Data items

++++++++++++++++++++

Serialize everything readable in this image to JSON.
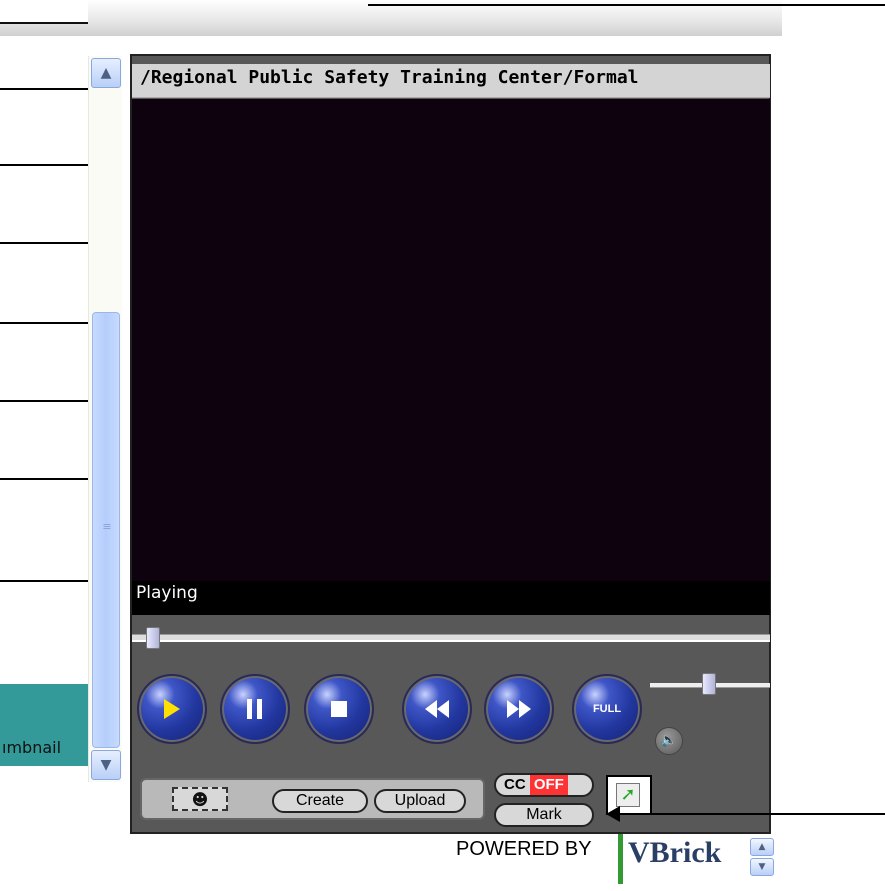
{
  "player": {
    "title": "/Regional Public Safety Training Center/Formal",
    "status": "Playing",
    "seek_progress": 0.02,
    "volume_level": 0.45,
    "full_label": "FULL"
  },
  "left_panel": {
    "thumbnail_label": "ımbnail"
  },
  "controls": {
    "play": "play-button",
    "pause": "pause-button",
    "stop": "stop-button",
    "rewind": "rewind-button",
    "fast_forward": "fast-forward-button",
    "fullscreen": "fullscreen-button"
  },
  "thumbnail_tools": {
    "create_label": "Create",
    "upload_label": "Upload"
  },
  "captions": {
    "cc_label": "CC",
    "cc_state": "OFF",
    "mark_label": "Mark"
  },
  "footer": {
    "powered_by": "POWERED BY",
    "brand": "VBrick"
  },
  "colors": {
    "teal": "#339999",
    "video_bg": "#0e020e",
    "button_blue": "#22379f",
    "cc_off": "#ff3333",
    "brand_green": "#339933"
  }
}
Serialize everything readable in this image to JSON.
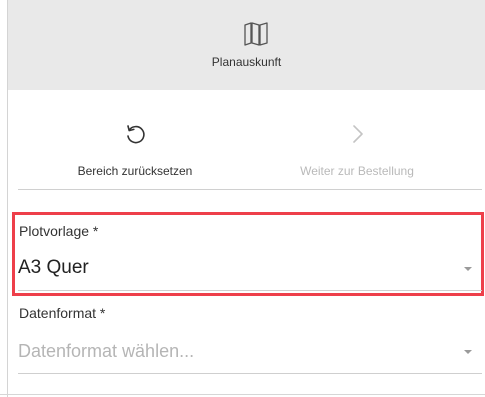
{
  "header": {
    "title": "Planauskunft",
    "icon": "map-icon"
  },
  "actions": {
    "reset": {
      "label": "Bereich zurücksetzen",
      "icon": "reset-icon"
    },
    "next": {
      "label": "Weiter zur Bestellung",
      "icon": "chevron-right-icon",
      "disabled": true
    }
  },
  "form": {
    "plot_template": {
      "label": "Plotvorlage *",
      "value": "A3 Quer"
    },
    "data_format": {
      "label": "Datenformat *",
      "placeholder": "Datenformat wählen..."
    }
  },
  "colors": {
    "highlight": "#ee3f4a",
    "header_bg": "#e9e9e9",
    "disabled_text": "#b9b9b9"
  }
}
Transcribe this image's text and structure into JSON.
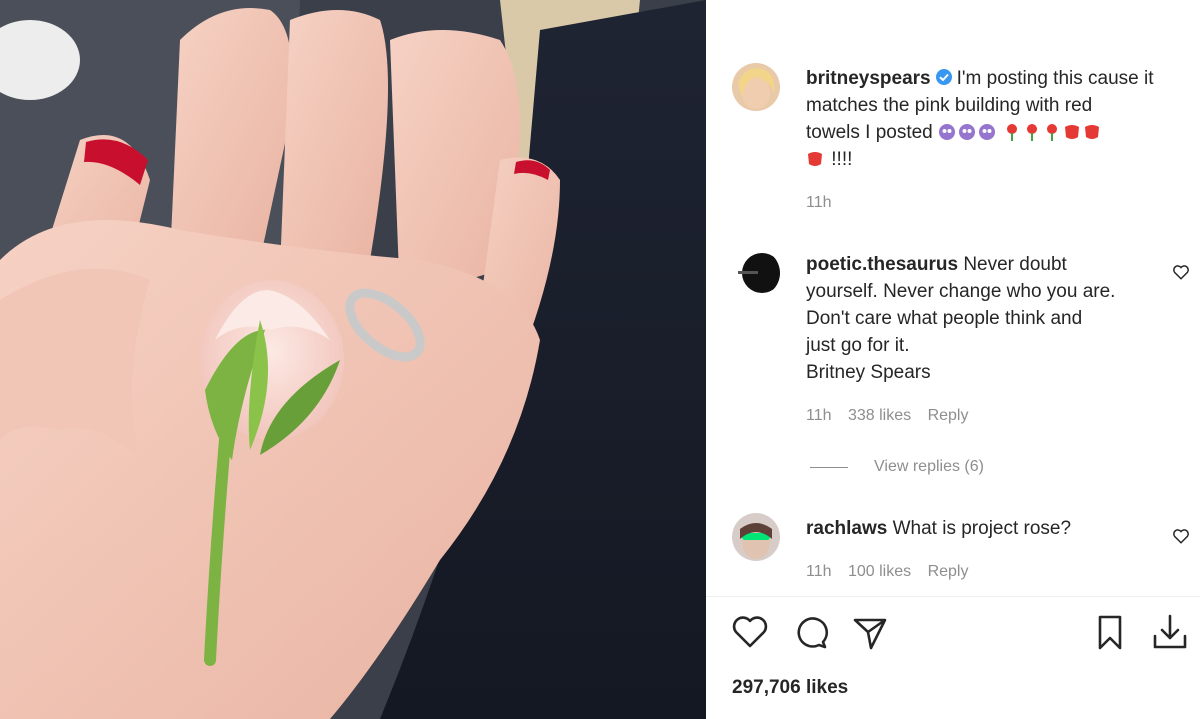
{
  "post": {
    "photo_alt": "",
    "caption": {
      "username": "britneyspears",
      "text_line1": "I'm posting this cause it",
      "text_line2": "matches the pink building with red",
      "text_line3": "towels I posted",
      "text_line4_end": "!!!!",
      "time": "11h"
    }
  },
  "comments": [
    {
      "username": "poetic.thesaurus",
      "lines": [
        "Never doubt",
        "yourself. Never change who you are.",
        "Don't care what people think and",
        "just go for it.",
        "Britney Spears"
      ],
      "time": "11h",
      "likes": "338 likes",
      "reply": "Reply",
      "view_replies": "View replies (6)"
    },
    {
      "username": "rachlaws",
      "text": "What is project rose?",
      "time": "11h",
      "likes": "100 likes",
      "reply": "Reply"
    }
  ],
  "actions": {
    "icons": [
      "heart-icon",
      "comment-icon",
      "share-icon",
      "bookmark-icon",
      "download-icon"
    ]
  },
  "likes_count": "297,706 likes",
  "colors": {
    "verified": "#3897f0",
    "text": "#262626",
    "muted": "#8e8e8e"
  }
}
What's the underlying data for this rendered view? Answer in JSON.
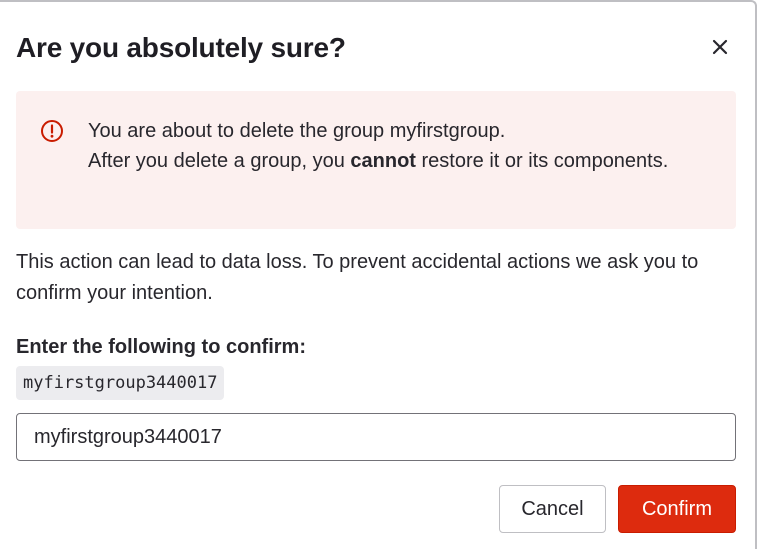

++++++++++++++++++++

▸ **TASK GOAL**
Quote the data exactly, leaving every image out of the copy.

▸ **OUTPUT FOR THIS TASK**
Serialize everything readable in this image to JSON.
{
  "player": {
    "title": "/Regional Public Safety Training Center/Formal",
    "status": "Playing",
    "seek_progress": 0.02,
    "volume_level": 0.45,
    "full_label": "FULL"
  },
  "left_panel": {
    "thumbnail_label": "ımbnail"
  },
  "controls": {
    "play": "play-button",
    "pause": "pause-button",
    "stop": "stop-button",
    "rewind": "rewind-button",
    "fast_forward": "fast-forward-button",
    "fullscreen": "fullscreen-button"
  },
  "thumbnail_tools": {
    "create_label": "Create",
    "upload_label": "Upload"
  },
  "captions": {
    "cc_label": "CC",
    "cc_state": "OFF",
    "mark_label": "Mark"
  },
  "footer": {
    "powered_by": "POWERED BY",
    "brand": "VBrick"
  },
  "colors": {
    "teal": "#339999",
    "video_bg": "#0e020e",
    "button_blue": "#22379f",
    "cc_off": "#ff3333",
    "brand_green": "#339933"
  }
}
Serialize everything readable in this image to JSON.
{
  "header": {
    "title": "Planauskunft",
    "icon": "map-icon"
  },
  "actions": {
    "reset": {
      "label": "Bereich zurücksetzen",
      "icon": "reset-icon"
    },
    "next": {
      "label": "Weiter zur Bestellung",
      "icon": "chevron-right-icon",
      "disabled": true
    }
  },
  "form": {
    "plot_template": {
      "label": "Plotvorlage *",
      "value": "A3 Quer"
    },
    "data_format": {
      "label": "Datenformat *",
      "placeholder": "Datenformat wählen..."
    }
  },
  "colors": {
    "highlight": "#ee3f4a",
    "header_bg": "#e9e9e9",
    "disabled_text": "#b9b9b9"
  }
}
Transcribe this image's text and structure into JSON.
{
  "post": {
    "photo_alt": "",
    "caption": {
      "username": "britneyspears",
      "text_line1": "I'm posting this cause it",
      "text_line2": "matches the pink building with red",
      "text_line3": "towels I posted",
      "text_line4_end": "!!!!",
      "time": "11h"
    }
  },
  "comments": [
    {
      "username": "poetic.thesaurus",
      "lines": [
        "Never doubt",
        "yourself. Never change who you are.",
        "Don't care what people think and",
        "just go for it.",
        "Britney Spears"
      ],
      "time": "11h",
      "likes": "338 likes",
      "reply": "Reply",
      "view_replies": "View replies (6)"
    },
    {
      "username": "rachlaws",
      "text": "What is project rose?",
      "time": "11h",
      "likes": "100 likes",
      "reply": "Reply"
    }
  ],
  "actions": {
    "icons": [
      "heart-icon",
      "comment-icon",
      "share-icon",
      "bookmark-icon",
      "download-icon"
    ]
  },
  "likes_count": "297,706 likes",
  "colors": {
    "verified": "#3897f0",
    "text": "#262626",
    "muted": "#8e8e8e"
  }
}
What's the underlying data for this rendered view? Answer in JSON.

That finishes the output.